Terrific! Radiant! Humble! [An Update]

Last year I wrote about the regrettable case of Junius Peake, a former economics professor at the University of Northern Colorado, who reacted to a student's rather silly parody of him by calling the cops.

What was appalling about the story was not just that Petty Professor Peake reacted to satire by involving the cops. What was truly appalling was that the cops bit, and Deputy District Attorney Susan Knox authorized a search warrant for the student author's home, on the theory that the overt satire was criminal libel.

This week FIRE has an update — the District Court has, in an order granting summary judgment against prosecutor Susan Knox, found that she is liable for violating the student satirist Thomas Mink's rights. More specifically, the court found that Knox was not entitled to qualified immunity because, in light of the patently satirical nature of Mink's site, no reasonable prosecutor could have believed that the warrant established probable cause that Mink had committed criminal libel. (Knox is only entitled to qualified immunity because approving search warrants is a discretionary function, not a core prosecutorial function.)
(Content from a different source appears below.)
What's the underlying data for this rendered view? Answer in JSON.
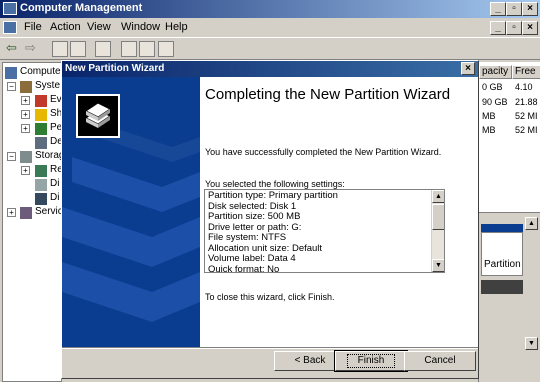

This is an important and admirable victory — all the more so because it is so appallingly rare for prosecutors to be held liable for misconduct. Prosecutors have a legal and ethical obligation to be more than a mere rubber-stamp for law enforcement demands — they have an obligation to see that the execution of justice does not violate the clearly established constitutional rights of suspects and defendants. Here Susan Knox willingly let the criminal justice system be the lawless tool of a censorious, thin-skinned, and ultimately ridiculous thug. This puts a black mark by her name — and should.

You can read the opinion through the FIRE link.

Last 5 posts by Ken White


  1. says

    It is great news that official sanction might actually come down on prosecutorial misconduct.

    And … is "criminal libel" even a thing in this country? I thought that was a nastiness restricted to the UK.

  2. Will says

    What are the likely sanctions for the prosecutor? Slap on the wrist? Or something more serious?

  3. Pete says

    And here I am fresh from Greenfield's Simple Justice blawg, having left a fresh and steaming comment essentially ranting about how prosecutors can behave badly regardless of whether the behaviour is a part of their official duties or not, and get away with it scot-free.

    I don't understand – I don't have the case reference, but I distinctly remember a prosecutor successfully claiming immunity in response to a lawsuit filed because that prosecutor framed the defendant with knowingly false evidence. That's not part of their job at all – discretionary or otherwise.

    This is all confusing to the average Joe.